Get Your Premium Membership

What Is Your Answer

His head lifted, and looking for his brothers, He found his mum, sanely able again to relate to him, Cold, death-like figure, icy face, warm outline of a kin, Grieving, her brave face emanated hope for him; His head stayed up, but only for a few more moments, Then it dropped causing more pain from his hands, Which held his body up on a wooden cross. Did he expire for me? No, I think not: Only that he died for his life’s work on earth, Which the government objected to so strongly: Crucifixion was their penalty for dissidence; People wanted to pay taxes to him, Not ordinarily to the state, the Romans, Who had to uphold government as functional, A structure for the people’s good in every way, Or in this case, as an ultimately good structure, As that’s what did transpire; So they had to dehumanise and demote him; God did not appear so as to invoke his torture. When asked by ministers, leaders and Christian friends, If Jesus died for me, I reply no, But that the answer is not not: I then proceed to say that I’m not excluded from its effects, That he didn’t not, and that society has evolved, From previous societies as history is humanity’s driver. Martin Luther King did not die for me, And it would be insane to say that he did, But I cannot help but think that I have benefited sadly, From the assassination which caused such a hue and cry, Everywhere, in all nations, amongst all people. So no, Jesus didn’t die for me, But I appreciated taking communion once, Although my problem is I’ve had it too much since, Felt I didn’t need to have it ever again, And I sometimes appreciate Colin Peckham’s arrangement, Of the hymn ’Tis Finished, The Messiah Dies. I understood that Jesus did something, For disability and health, Let the people speak and converse with others, About their bodies, conditions and care needs, Not just the sole problem of a doctor; They had the absolute right to life like everybody else, Out with government, gossip or religious creed, But human to human, They stood tall as people amongst people. My disability heritage is my disability heritage, Just as it is, not constructed or fictitious, But a text, open for all to read; The man Jesus drowns in the theology of the church, So you can just ignore its doctrine and catechisms; Jesus is not alive for me, but dead, And I think that if you think that he’s not alive, You won’t be mentally ill, sentimental or emotional, But an alive, rational, sane person.

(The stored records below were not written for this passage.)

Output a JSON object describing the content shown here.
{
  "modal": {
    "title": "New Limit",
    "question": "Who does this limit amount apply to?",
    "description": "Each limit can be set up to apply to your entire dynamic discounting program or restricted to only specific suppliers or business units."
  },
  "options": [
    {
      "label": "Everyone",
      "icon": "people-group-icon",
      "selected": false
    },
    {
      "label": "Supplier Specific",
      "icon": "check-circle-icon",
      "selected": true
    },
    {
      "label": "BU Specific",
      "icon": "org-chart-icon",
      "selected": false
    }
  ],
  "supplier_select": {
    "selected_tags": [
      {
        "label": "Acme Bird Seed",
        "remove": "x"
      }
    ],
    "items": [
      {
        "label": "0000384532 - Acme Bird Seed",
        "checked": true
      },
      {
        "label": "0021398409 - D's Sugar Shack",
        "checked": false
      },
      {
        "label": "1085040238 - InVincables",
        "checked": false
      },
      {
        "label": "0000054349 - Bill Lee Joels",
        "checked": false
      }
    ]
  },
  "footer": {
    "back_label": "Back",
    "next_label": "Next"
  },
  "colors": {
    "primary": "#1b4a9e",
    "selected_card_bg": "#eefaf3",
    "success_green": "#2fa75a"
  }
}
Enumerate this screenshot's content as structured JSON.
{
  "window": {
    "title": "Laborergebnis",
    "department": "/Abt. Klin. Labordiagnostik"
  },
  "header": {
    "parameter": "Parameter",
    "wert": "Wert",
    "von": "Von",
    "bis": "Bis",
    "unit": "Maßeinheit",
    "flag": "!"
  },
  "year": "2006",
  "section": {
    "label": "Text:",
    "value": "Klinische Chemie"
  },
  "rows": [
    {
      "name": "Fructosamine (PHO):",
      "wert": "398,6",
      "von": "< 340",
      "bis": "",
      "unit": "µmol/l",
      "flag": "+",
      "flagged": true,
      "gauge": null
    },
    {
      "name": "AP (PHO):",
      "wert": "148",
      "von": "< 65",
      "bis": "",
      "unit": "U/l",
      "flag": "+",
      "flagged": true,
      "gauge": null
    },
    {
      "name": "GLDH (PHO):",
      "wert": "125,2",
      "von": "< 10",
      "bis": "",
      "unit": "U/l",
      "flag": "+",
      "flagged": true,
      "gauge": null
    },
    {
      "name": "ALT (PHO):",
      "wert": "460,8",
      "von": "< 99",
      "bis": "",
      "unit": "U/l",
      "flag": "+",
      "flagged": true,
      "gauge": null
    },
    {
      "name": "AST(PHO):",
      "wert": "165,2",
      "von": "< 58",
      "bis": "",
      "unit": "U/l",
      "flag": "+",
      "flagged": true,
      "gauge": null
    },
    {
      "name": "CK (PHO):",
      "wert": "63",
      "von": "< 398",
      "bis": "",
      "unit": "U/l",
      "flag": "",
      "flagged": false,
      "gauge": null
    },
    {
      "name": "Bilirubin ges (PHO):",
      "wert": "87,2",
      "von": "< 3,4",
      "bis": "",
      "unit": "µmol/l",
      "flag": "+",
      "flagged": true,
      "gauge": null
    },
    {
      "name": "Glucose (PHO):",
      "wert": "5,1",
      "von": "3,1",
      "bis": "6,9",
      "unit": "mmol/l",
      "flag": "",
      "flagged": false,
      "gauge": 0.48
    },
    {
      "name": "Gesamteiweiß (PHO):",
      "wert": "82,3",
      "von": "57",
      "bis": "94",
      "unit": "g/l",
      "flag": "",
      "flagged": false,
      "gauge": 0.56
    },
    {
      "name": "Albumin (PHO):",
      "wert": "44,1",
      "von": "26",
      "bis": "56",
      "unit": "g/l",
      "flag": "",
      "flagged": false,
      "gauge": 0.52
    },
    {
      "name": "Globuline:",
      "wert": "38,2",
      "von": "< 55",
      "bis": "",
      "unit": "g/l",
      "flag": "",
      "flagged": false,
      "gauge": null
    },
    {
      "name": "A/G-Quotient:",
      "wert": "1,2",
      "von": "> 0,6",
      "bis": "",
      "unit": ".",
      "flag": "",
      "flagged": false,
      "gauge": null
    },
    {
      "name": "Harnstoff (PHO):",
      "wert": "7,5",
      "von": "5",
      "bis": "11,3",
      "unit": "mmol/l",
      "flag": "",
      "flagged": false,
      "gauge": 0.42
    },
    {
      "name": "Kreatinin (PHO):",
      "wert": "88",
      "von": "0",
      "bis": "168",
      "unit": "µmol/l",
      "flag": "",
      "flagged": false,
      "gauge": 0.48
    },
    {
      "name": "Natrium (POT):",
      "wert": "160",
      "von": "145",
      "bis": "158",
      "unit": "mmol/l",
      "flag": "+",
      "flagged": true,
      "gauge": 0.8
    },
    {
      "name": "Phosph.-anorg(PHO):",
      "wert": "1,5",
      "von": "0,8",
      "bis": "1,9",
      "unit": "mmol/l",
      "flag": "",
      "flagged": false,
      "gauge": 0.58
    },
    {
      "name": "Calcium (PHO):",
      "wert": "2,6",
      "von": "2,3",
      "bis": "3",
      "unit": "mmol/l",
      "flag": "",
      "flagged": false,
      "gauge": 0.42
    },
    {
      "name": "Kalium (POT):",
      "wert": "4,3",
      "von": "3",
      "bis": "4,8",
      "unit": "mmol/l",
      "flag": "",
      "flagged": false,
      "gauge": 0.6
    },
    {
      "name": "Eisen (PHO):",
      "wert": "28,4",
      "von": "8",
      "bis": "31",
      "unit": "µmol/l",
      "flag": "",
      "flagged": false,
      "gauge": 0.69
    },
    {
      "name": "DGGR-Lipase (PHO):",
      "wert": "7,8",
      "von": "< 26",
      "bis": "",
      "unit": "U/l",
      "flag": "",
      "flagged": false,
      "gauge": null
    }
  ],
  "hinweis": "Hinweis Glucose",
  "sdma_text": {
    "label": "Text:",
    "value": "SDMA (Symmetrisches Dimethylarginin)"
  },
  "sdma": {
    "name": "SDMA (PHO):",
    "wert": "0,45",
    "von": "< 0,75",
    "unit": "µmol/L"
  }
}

Copyright © | Year Posted 2015

Post Comments

Poetrysoup is an environment of encouragement and growth so only provide specific positive comments that indicate what you appreciate about the poem.

Please Login to post a comment

A comment has not been posted for this poem. Encourage a poet by being the first to comment.